Each had something the other wanted: Saltzman had secured a six-month option on Fleming’s novels other than Casino Royale (and a court settlement would take the 1961-published Thunderball out of that package). Broccoli had studio connections that Saltzman lacked. Broccoli wanted to buy the option from Saltzman, but the latter wanted to go into business with Broccoli.

Saltzman, by multiple accounts, provided a constant flow of ideas. The quality, reportedly, was erratic but when they were good, they were brilliant. (Let’s have Bond “killed” at the start of From Russia With Love.) He could be volatile, almost killing off what would be two of the most popular title songs in the 007 series (Goldfinger and Diamonds Are Forever). Composer John Barry bemoaned in a 2006 U.K. television special that, “I could never deal with Harry and didn’t.”

Broccoli, by these accounts, was the steadier, more patient of the duo. He had wanted to do Bond for years before meeting Saltzman and was mostly content with 007, a large endeavor of its own. Saltzman, meanwhile, would launch a series based on Len Deighton’s spy novels and pursue other non-Bond projects.
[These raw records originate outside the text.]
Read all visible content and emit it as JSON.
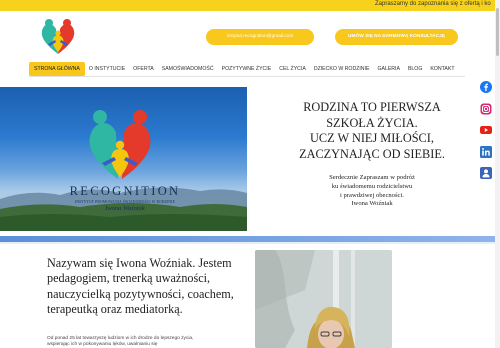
{
  "ticker": "Zapraszamy do zapoznania się z ofertą i ko",
  "header": {
    "email_button": "instytut.recognition@gmail.com",
    "consult_button": "UMÓW SIĘ NA DARMOWĄ KONSULTACJĘ"
  },
  "nav": {
    "items": [
      "Strona główna",
      "O instytucie",
      "Oferta",
      "Samoświadomość",
      "Pozytywne życie",
      "Cel życia",
      "Dziecko w rodzinie",
      "Galeria",
      "Blog",
      "Kontakt"
    ],
    "active_index": 0
  },
  "hero": {
    "brand_title": "RECOGNITION",
    "brand_subtitle": "INSTYTUT PROMOWANIA ŚWIADOMOŚCI W RODZINIE",
    "brand_name": "Iwona Woźniak",
    "heading": [
      "RODZINA TO PIERWSZA",
      "SZKOŁA ŻYCIA.",
      "UCZ W NIEJ MIŁOŚCI,",
      "ZACZYNAJĄC OD SIEBIE."
    ],
    "text": [
      "Serdecznie Zapraszam w podróż",
      "ku świadomemu rodzicielstwu",
      "i prawdziwej obecności.",
      "Iwona Woźniak"
    ]
  },
  "about": {
    "title": "Nazywam się Iwona Woźniak. Jestem pedagogiem, trenerką uważności, nauczycielką pozytywności, coachem, terapeutką oraz mediatorką.",
    "text": "Od ponad 25 lat towarzyszę ludziom w ich drodze do lepszego życia, wspierając ich w pokonywaniu lęków, uwalnianiu się"
  },
  "social": [
    "facebook-icon",
    "instagram-icon",
    "youtube-icon",
    "linkedin-icon",
    "profile-icon"
  ],
  "colors": {
    "accent_yellow": "#f8c81c",
    "divider_blue": "#5b8fd8",
    "facebook": "#1877f2",
    "instagram": "#d62976",
    "youtube": "#e62117",
    "linkedin": "#2e73c0",
    "profile": "#3b63b8"
  }
}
Eventually, the producers grew apart, with Live And Let Die primarily a Saltzman production (although there are shots of Broccoli visiting locations and sets) while The Man With the Golden Gun was primarily overseen by Broccoli. The partnership would end when Saltzman, in severe financial trouble, sold his half of the franchise to United Artists, the studio that released the 007 films.

During work on 1962’s Dr. No, the producers managed to find a collaborative rhythm. James Bond probably would have come to the screen, but likely not in exactly the same form had Broccoli and Saltzman not joined forces.

For their work on Dr. No, the first 007 film, Broccoli and Saltzman received a producer’s fee of $80,000 and 50 percent of the profits, according to the 1998 book Adrian Turner on Goldfinger. The film debuted on Oct. 5, 1962, in the U.K., reaching other countries the following year.

If you CLICK HERE, you can view a 1965 interview the CBC did with Broccoli and Saltzman. At this point, Thunderball was about to be released.

Around the 14:00 mark, Saltzman has to take a call regarding a censorship issue with one of his non-007 movies. At the end, Saltzman works in a plug for his Harry Palmer films. You can view Broccoli’s expressions and draw your own conclusions about what the producer may have been thinking.

NEXT: The $40,000 man

Harry Saltzman gets a little attention for 007’s 50th

Albert R. Broccoli and Harry Saltzman

Harry Saltzman, the co-founder of Eon Productions is starting to get a bit of attention as the 50th anniversary of the 007 movies approaches Oct. 5.

The official 007 Web page has an announcement Aug. 29 about “Global James Bond Day on the Oct. 5 anniversary date. It includes an image of Saltzman, Eon co-founder Albert R. Broccoli, Sean Connery and Bond author Ian Fleming. On Aug. 28, it was also announced there’d be a new documentary, Everything or Nothing, about the origins of the 007 films that also mentioned Saltzman prominently.

THAT PRESS RELEASE said the following:

EVERYTHING OR NOTHING focuses on three men with a shared dream – Bond producers Albert R. Broccoli, Harry Saltzman and author Ian Fleming. It’s the thrilling and inspiring narrative behind the longest running film franchise in cinema history which began in 1962. With unprecedented access both to the key players involved and to Eon Productions’ extensive archive, this is the first time the inside story of the franchise has ever been told on screen in this way.

Today, in Sony Pictures’s announcement about Global James Bond day, there was the same phrasing about “three men with a shared dream,” also mentioning Saltzman along with Broccoli and Fleming.

We’ve commented before about how Saltzman had been the forgotten man during the film 007’s golden anniversary year. So it’s good to see him get some attention.